The Black Sea viper is classified as Endangered (EN) on the IUCN Red List (1).
The extremely rare Black Sea viper (Vipera pontica) is a striking snake with a dark brown and black zigzag band running along its back. It has an upturned, hornless snout and a yellow-green tail tip, similar to that of the asp viper (Vipera aspis). Its body is mostly dark brown and beige in colour (2).
There are four other similar species in the kaznakovi group which the Black Sea viper belongs to. The Caucasus subalpine viper (Vipera dinniki) has a similar head shape to that of the Black Sea viper (2).
The Black Sea viper is found in northeast Turkey within the Pontic Black Sea Region (1).
The habitat of the Black Sea viper consists of rocky areas on forested mountains, and it is also associated with Mediterranean vegetation (1).
There is limited specific information on the biology of the Black Sea viper due to the rarity of this species.
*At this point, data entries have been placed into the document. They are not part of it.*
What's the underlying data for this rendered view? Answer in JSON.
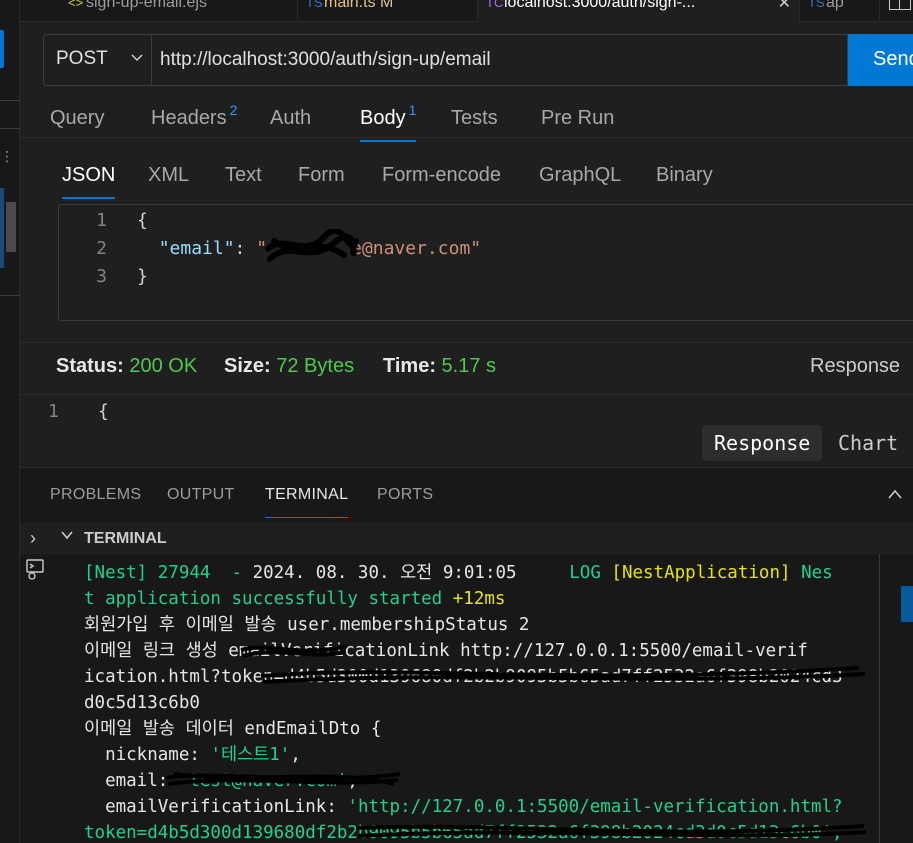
{
  "tabs": [
    {
      "label": "sign-up-email.ejs",
      "active": false
    },
    {
      "label": "main.ts  M",
      "active": false
    },
    {
      "label": "localhost:3000/auth/sign-...",
      "active": true
    },
    {
      "label": "ap",
      "active": false
    }
  ],
  "request": {
    "method": "POST",
    "url": "http://localhost:3000/auth/sign-up/email",
    "send_label": "Send"
  },
  "request_tabs": [
    {
      "label": "Query",
      "badge": ""
    },
    {
      "label": "Headers",
      "badge": "2"
    },
    {
      "label": "Auth",
      "badge": ""
    },
    {
      "label": "Body",
      "badge": "1",
      "active": true
    },
    {
      "label": "Tests",
      "badge": ""
    },
    {
      "label": "Pre Run",
      "badge": ""
    }
  ],
  "body_tabs": [
    "JSON",
    "XML",
    "Text",
    "Form",
    "Form-encode",
    "GraphQL",
    "Binary"
  ],
  "body_code": {
    "line_numbers": [
      "1",
      "2",
      "3"
    ],
    "line1": "{",
    "key": "\"email\"",
    "colon": ": ",
    "value_prefix": "\"",
    "value_suffix": "e@naver.com\"",
    "line3": "}"
  },
  "status": {
    "status_label": "Status:",
    "status_value": "200 OK",
    "size_label": "Size:",
    "size_value": "72 Bytes",
    "time_label": "Time:",
    "time_value": "5.17 s",
    "right_label": "Response"
  },
  "response": {
    "line_number": "1",
    "line": "{",
    "tab_response": "Response",
    "tab_chart": "Chart"
  },
  "panel_tabs": [
    "PROBLEMS",
    "OUTPUT",
    "TERMINAL",
    "PORTS"
  ],
  "terminal": {
    "header": "TERMINAL",
    "l1_a": "[Nest] 27944  - ",
    "l1_b": "2024. 08. 30. 오전 9:01:05",
    "l1_c": "     LOG ",
    "l1_d": "[NestApplication]",
    "l1_e": " Nes",
    "l2_a": "t application successfully started ",
    "l2_b": "+12ms",
    "l3": "회원가입 후 이메일 발송 user.membershipStatus 2",
    "l4": "이메일 링크 생성 emailVerificationLink http://127.0.0.1:5500/email-verif",
    "l5": "ication.html?token=d4b5d300d139680df2b2b9095b5b65ad7ff2532a6f398b2024cd3",
    "l6": "d0c5d13c6b0",
    "l7": "이메일 발송 데이터 endEmailDto {",
    "l8_a": "  nickname: ",
    "l8_b": "'테스트1'",
    "l8_c": ",",
    "l9_a": "  email: ",
    "l9_b": "'test@naver.com'",
    "l9_c": ",",
    "l10_a": "  emailVerificationLink: ",
    "l10_b": "'http://127.0.0.1:5500/email-verification.html?",
    "l11": "token=d4b5d300d139680df2b2b9095b5b65ad7ff2532a6f398b2024cd3d0c5d13c6b0',"
  }
}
However, vipers, in general, are one of the largest and most highly evolved groups of snakes (3). Like the Caucasian viper, the Black Sea viper is camouflaged to help catch its prey, which mostly consists of small mammals (4). Vipers are typically slow moving, however, once their prey is sighted, they can strike rapidly. The fangs of vipers are typically folded back against the roof of the mouth, allowing the jaw to be closed (3) (4), but can be erected by muscles when needed (4). After being bitten, the prey is often released, leaving it to seemingly escape; however, the venom then acts on the prey’s blood or nervous systems, and the snake can then track down and consume the dead or dying animal (4).
It is estimated that there are probably fewer than 250 mature individuals of this rare and beautiful snake. Habitat loss is a potential threat to the Black Sea viper, with some land being cleared for motorway construction. The Black Sea viper is not known to be found in any protected areas (1).
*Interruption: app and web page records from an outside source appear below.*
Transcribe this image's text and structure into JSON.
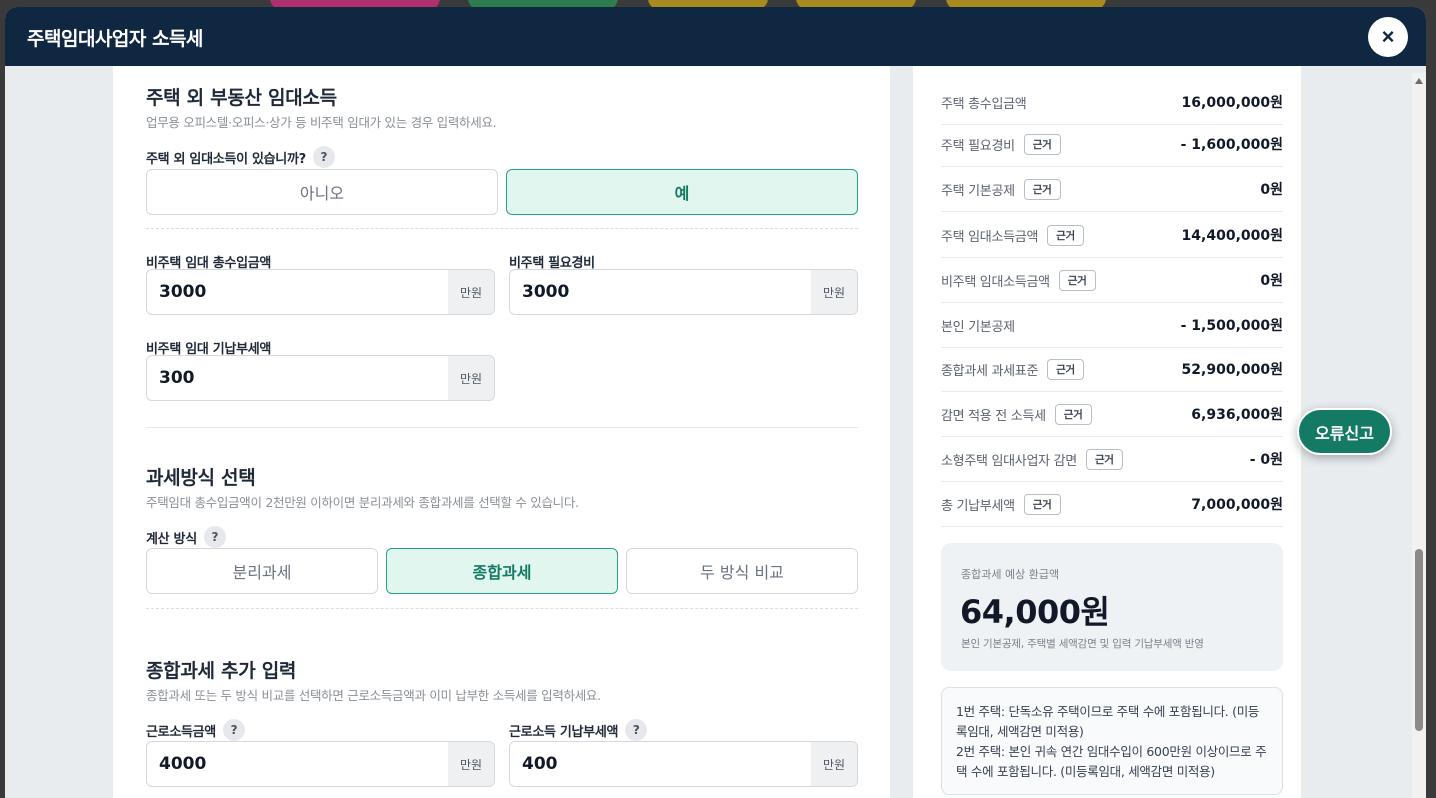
{
  "modal": {
    "title": "주택임대사업자 소득세",
    "close_icon": "×"
  },
  "non_housing": {
    "title": "주택 외 부동산 임대소득",
    "subtitle": "업무용 오피스텔·오피스·상가 등 비주택 임대가 있는 경우 입력하세요.",
    "question": "주택 외 임대소득이 있습니까?",
    "help": "?",
    "options": [
      "아니오",
      "예"
    ],
    "selected": "예",
    "fields": {
      "revenue": {
        "label": "비주택 임대 총수입금액",
        "value": "3000",
        "unit": "만원"
      },
      "expense": {
        "label": "비주택 필요경비",
        "value": "3000",
        "unit": "만원"
      },
      "prepaid": {
        "label": "비주택 임대 기납부세액",
        "value": "300",
        "unit": "만원"
      }
    }
  },
  "tax_method": {
    "title": "과세방식 선택",
    "subtitle": "주택임대 총수입금액이 2천만원 이하이면 분리과세와 종합과세를 선택할 수 있습니다.",
    "label": "계산 방식",
    "help": "?",
    "options": [
      "분리과세",
      "종합과세",
      "두 방식 비교"
    ],
    "selected": "종합과세"
  },
  "extra_input": {
    "title": "종합과세 추가 입력",
    "subtitle": "종합과세 또는 두 방식 비교를 선택하면 근로소득금액과 이미 납부한 소득세를 입력하세요.",
    "fields": {
      "earned_income": {
        "label": "근로소득금액",
        "value": "4000",
        "unit": "만원"
      },
      "earned_prepaid": {
        "label": "근로소득 기납부세액",
        "value": "400",
        "unit": "만원"
      }
    },
    "help": "?"
  },
  "results": {
    "badge_label": "근거",
    "rows": [
      {
        "label": "주택 총수입금액",
        "value": "16,000,000원",
        "badge": false
      },
      {
        "label": "주택 필요경비",
        "value": "- 1,600,000원",
        "badge": true
      },
      {
        "label": "주택 기본공제",
        "value": "0원",
        "badge": true
      },
      {
        "label": "주택 임대소득금액",
        "value": "14,400,000원",
        "badge": true
      },
      {
        "label": "비주택 임대소득금액",
        "value": "0원",
        "badge": true
      },
      {
        "label": "본인 기본공제",
        "value": "- 1,500,000원",
        "badge": false
      },
      {
        "label": "종합과세 과세표준",
        "value": "52,900,000원",
        "badge": true
      },
      {
        "label": "감면 적용 전 소득세",
        "value": "6,936,000원",
        "badge": true
      },
      {
        "label": "소형주택 임대사업자 감면",
        "value": "- 0원",
        "badge": true
      },
      {
        "label": "총 기납부세액",
        "value": "7,000,000원",
        "badge": true
      }
    ],
    "refund": {
      "title": "종합과세 예상 환급액",
      "amount": "64,000원",
      "note": "본인 기본공제, 주택별 세액감면 및 입력 기납부세액 반영"
    },
    "notes": [
      "1번 주택: 단독소유 주택이므로 주택 수에 포함됩니다. (미등록임대, 세액감면 미적용)",
      "2번 주택: 본인 귀속 연간 임대수입이 600만원 이상이므로 주택 수에 포함됩니다. (미등록임대, 세액감면 미적용)"
    ]
  },
  "report_button": "오류신고",
  "colors": {
    "header": "#0f2740",
    "accent": "#157a63",
    "active_bg": "#e1f6ef"
  }
}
This species has not yet been recorded as being sold in the pet trade (1).
There are no known specific conservation measures in place for the Black Sea viper. Protected areas in the range of the Black Sea viper need to be established to preserve this exceptionally rare snake. Known populations need to be monitored and more studies need to be carried out to determine the distribution and ecology of the species (1).
Find out about viper conservation:
The Orianne Society - Viper Conservation Initiatives:
This information is awaiting authentication by a species expert, and will be updated as soon as possible. If you are able to help please contact:
IUCN Red List (September, 2011)
- Billing, H., Nilson, G. and Sattler, U. (1990) Vipera pontica sp.n., a new viper species in the kaznakovi group (Reptilia, Viperidae) from northeastern Turkey and adjacent Transcaucasia. Zoologica Scripta, 19: 227-231.
- Khanna, D.R. and Yadav, P.R. (2004) Biology of Reptiles. Discovery Publishing House, New Delhi.
- Hildyard, A. (2001) Endangered Wildlife and Plants of the World: Volume 12. Marshall Cavendish, New York.